04 Feb

John Roy and George and Don and me

POET

To commemorate Black History Month, the Texas Book Festival has posted an interview with Don Tate and me about his book Poet: The Remarkable True Story of George Moses Horton and our book The Amazing Age of John Roy Lynch.

Here’s a bit of what Don has to say about the stories he wants to tell:

As a reader, I was a late bloomer. I didn’t become an avid reader until I was in my early 20s. I started reading more as a result of being inspired by authors like Richard Wright, Claude Brown, Gordon Parks, even Malcolm X and Nathan McCall. They wrote stories about black males who overcame obstacles to make great contributions to society. I’d never been introduced to these stories in grade school If I had, I might have become a reader earlier. I want to tell stories that inspire all young readers, but especially young black males who don’t have as many books where they can see themselves.

And here’s me on my inspiration for telling the story of John Roy Lynch:

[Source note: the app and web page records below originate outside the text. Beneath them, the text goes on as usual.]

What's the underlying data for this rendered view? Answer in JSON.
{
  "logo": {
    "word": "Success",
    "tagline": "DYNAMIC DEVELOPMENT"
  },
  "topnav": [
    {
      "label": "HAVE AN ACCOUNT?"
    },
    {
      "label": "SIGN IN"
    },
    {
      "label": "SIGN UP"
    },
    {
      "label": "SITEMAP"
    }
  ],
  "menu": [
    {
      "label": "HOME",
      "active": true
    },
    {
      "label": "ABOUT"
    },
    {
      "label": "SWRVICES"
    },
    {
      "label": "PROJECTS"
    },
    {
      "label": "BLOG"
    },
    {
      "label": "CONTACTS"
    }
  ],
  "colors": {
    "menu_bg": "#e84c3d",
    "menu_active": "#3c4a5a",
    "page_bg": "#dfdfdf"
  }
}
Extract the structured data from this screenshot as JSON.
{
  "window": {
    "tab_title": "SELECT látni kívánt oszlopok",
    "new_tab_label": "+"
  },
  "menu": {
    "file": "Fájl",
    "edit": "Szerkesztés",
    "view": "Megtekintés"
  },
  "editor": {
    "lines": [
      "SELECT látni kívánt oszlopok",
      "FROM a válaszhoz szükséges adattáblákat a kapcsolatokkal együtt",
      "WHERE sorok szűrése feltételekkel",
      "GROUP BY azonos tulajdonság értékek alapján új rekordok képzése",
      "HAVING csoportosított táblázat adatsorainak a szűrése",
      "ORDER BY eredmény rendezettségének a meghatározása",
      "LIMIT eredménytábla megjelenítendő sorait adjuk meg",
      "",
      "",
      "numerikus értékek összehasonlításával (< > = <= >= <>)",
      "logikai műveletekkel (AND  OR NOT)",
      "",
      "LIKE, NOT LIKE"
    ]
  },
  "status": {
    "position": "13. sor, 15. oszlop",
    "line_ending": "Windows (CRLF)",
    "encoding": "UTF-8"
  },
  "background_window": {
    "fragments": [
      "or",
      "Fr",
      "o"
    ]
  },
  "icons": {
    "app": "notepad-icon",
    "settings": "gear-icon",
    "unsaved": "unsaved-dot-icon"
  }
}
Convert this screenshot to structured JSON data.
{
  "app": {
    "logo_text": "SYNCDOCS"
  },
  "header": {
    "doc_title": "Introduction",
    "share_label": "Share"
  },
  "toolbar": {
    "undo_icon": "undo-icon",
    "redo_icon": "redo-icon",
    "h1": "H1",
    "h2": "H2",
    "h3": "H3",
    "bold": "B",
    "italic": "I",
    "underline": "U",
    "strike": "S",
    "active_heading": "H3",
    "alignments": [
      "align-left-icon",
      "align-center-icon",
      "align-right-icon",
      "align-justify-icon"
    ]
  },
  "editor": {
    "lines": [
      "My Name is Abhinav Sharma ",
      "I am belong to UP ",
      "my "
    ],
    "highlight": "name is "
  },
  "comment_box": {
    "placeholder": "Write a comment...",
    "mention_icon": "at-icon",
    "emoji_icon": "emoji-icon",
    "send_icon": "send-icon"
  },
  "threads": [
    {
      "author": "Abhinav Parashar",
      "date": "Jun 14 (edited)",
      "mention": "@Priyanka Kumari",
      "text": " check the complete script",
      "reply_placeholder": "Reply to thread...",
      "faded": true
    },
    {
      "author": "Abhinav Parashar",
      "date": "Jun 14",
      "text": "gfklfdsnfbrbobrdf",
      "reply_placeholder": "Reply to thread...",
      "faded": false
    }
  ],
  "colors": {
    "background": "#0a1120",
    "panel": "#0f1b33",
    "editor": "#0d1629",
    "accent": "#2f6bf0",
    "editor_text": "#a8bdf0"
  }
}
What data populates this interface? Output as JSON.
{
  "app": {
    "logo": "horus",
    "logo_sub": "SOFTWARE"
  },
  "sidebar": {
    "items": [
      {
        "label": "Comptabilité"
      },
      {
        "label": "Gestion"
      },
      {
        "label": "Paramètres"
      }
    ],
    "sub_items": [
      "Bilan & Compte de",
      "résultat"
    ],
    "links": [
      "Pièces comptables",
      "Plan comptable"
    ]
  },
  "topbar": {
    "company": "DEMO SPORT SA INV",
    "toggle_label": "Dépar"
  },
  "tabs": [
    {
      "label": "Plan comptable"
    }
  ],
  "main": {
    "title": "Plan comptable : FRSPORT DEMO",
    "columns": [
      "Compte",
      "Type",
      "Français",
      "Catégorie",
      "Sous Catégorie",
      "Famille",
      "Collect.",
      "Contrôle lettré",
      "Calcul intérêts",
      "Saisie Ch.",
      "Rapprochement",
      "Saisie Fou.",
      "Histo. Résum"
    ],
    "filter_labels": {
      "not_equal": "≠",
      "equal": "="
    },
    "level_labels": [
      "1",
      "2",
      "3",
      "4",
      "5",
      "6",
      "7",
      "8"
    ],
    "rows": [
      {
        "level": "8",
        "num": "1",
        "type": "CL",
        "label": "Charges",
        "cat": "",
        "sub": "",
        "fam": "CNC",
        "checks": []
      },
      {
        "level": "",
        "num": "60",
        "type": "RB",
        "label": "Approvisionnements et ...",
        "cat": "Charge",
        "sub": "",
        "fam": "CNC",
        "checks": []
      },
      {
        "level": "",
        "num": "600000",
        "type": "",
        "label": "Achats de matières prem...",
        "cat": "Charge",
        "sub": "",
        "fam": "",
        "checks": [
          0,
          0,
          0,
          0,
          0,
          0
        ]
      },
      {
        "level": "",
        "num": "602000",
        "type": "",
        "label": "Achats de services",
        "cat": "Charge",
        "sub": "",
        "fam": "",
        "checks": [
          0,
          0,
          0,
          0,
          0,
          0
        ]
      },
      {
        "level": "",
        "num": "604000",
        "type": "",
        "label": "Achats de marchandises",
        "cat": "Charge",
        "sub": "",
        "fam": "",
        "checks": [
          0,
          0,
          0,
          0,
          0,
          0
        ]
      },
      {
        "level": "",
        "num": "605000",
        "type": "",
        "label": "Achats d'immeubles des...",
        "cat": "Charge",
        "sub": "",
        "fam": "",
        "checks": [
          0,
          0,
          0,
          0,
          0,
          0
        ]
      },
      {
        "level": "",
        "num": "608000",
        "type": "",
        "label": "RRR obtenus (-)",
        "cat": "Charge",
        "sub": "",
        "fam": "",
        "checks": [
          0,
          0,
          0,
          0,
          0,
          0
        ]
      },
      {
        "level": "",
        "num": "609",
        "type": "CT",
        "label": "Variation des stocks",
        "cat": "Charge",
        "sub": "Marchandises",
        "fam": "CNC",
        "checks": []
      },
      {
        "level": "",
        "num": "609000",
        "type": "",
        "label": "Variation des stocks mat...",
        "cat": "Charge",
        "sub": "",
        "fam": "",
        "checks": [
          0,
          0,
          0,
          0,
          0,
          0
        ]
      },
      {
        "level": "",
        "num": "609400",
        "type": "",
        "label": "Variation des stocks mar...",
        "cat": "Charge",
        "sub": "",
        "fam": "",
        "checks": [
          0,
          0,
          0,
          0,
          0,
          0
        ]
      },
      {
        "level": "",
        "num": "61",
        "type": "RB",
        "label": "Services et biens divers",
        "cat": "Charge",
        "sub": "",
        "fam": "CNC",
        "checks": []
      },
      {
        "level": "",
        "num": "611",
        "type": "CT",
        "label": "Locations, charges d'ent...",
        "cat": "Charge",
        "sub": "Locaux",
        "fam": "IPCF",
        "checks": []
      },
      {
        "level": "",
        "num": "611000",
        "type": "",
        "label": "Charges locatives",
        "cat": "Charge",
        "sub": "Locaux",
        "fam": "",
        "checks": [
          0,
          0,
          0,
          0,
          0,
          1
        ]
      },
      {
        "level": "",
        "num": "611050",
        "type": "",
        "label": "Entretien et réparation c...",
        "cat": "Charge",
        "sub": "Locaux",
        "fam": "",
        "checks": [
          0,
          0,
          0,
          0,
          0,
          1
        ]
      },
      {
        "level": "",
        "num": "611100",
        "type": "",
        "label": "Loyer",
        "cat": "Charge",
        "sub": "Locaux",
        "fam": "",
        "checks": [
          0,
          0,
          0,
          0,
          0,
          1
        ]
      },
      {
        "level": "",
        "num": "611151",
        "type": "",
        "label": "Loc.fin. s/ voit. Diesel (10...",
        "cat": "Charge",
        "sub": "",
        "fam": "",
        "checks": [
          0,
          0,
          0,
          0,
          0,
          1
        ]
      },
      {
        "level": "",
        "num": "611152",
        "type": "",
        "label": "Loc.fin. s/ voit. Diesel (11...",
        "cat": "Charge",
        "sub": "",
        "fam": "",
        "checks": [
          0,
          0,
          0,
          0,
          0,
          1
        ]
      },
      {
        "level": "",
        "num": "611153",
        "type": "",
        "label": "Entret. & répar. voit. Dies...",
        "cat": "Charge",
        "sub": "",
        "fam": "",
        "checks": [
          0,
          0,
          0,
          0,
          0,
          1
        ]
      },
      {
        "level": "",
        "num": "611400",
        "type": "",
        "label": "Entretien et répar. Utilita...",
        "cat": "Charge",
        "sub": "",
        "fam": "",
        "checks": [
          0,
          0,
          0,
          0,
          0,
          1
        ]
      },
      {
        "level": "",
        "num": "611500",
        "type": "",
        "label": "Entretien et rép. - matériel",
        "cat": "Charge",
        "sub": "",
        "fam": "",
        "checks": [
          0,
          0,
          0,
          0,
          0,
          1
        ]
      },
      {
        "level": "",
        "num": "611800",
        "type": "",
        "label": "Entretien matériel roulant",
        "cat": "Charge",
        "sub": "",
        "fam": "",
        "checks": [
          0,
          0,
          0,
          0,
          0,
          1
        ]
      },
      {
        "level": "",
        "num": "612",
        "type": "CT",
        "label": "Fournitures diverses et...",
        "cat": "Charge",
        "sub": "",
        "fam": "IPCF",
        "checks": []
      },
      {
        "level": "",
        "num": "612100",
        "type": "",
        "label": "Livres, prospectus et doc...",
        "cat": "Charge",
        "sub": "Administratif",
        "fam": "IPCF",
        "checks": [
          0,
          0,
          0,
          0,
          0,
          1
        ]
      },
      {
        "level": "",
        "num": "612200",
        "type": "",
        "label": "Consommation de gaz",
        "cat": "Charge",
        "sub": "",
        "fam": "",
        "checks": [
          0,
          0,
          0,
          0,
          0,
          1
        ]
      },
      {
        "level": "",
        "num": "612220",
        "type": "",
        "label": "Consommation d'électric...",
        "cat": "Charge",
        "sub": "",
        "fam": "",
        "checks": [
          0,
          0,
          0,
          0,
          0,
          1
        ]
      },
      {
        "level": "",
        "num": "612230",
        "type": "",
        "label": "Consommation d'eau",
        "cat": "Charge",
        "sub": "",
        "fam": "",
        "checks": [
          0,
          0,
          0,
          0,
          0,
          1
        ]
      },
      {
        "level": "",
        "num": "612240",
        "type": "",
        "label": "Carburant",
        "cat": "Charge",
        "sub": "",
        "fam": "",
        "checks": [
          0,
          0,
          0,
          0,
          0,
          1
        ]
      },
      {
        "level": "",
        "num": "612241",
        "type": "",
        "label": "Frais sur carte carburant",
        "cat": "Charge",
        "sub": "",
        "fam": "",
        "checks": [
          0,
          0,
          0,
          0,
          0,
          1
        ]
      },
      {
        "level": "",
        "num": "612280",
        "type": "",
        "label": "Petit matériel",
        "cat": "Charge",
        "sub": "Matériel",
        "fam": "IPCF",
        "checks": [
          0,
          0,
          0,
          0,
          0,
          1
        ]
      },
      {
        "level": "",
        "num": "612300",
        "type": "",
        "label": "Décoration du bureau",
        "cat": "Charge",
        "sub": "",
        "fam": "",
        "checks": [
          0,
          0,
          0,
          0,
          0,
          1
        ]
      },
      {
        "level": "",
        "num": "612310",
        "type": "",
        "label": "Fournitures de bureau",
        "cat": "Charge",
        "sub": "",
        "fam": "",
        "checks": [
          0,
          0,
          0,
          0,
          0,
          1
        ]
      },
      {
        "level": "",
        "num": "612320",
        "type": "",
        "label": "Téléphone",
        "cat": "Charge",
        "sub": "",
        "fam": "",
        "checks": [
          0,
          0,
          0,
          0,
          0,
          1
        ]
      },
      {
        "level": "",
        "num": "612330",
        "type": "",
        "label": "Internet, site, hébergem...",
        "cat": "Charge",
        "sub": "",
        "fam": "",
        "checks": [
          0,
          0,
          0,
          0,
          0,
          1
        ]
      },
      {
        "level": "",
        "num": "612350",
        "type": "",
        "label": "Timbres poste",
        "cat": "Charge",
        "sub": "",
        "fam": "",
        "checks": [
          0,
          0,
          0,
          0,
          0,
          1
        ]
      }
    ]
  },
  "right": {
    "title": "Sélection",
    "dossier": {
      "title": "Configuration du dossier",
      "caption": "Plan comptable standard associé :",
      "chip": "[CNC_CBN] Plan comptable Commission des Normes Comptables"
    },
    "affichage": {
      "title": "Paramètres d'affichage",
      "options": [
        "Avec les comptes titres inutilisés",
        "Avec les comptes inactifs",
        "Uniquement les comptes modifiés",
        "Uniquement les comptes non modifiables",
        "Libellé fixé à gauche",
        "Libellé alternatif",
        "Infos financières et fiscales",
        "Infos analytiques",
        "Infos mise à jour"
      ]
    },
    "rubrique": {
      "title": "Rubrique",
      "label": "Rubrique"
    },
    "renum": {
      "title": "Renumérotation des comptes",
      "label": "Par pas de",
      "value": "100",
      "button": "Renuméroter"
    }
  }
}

I wanted kids today to grow up with a better understanding than I ever had of why there was even a need for a Civil Rights Movement a century after the Emancipation Proclamation, and a need for a Voting Rights Act 100 years after Appomattox. It all goes back to the racist determination to undo Reconstruction, and the recent wave of voter-suppression laws in this country shows that’s an impulse that still exists today.

bookcover-johnroylynch

On the subject of The Amazing Age of John Roy Lynch and Poet, it’s been a good week for the former and an exceptional week for the latter. Both books have been honored by the Children’s Book Council and the National Council for the Social Studies:

Notable Social Studies Trade Books for Young People is an annual reading list of exceptional books for use in social studies classrooms, selected by social studies educators. This is an annual project of the [NCSS] and the CBC. This bibliography features K-12 annotated titles published in the previous calendar year, selected by a book review committee appointed by the NCSS.

On top of that, Don’s Poet has won the 2016 Ezra Jack Keats Book Award:

“We are proud to present the Ezra Jack Keats Book Award to the best new talents in children’s illustrated literature each year. These are writers and illustrators whose books reflect the spirit of Keats, and at the same time, are refreshingly original,” said Deborah Pope, Executive Director of the Ezra Jack Keats Foundation. “This year is Ezra’s 100th birthday! So we are especially delighted to celebrate him by honoring those whose books, like his, are wonderful to read and look at and reflect our multicultural world.”

Congratulations, Don!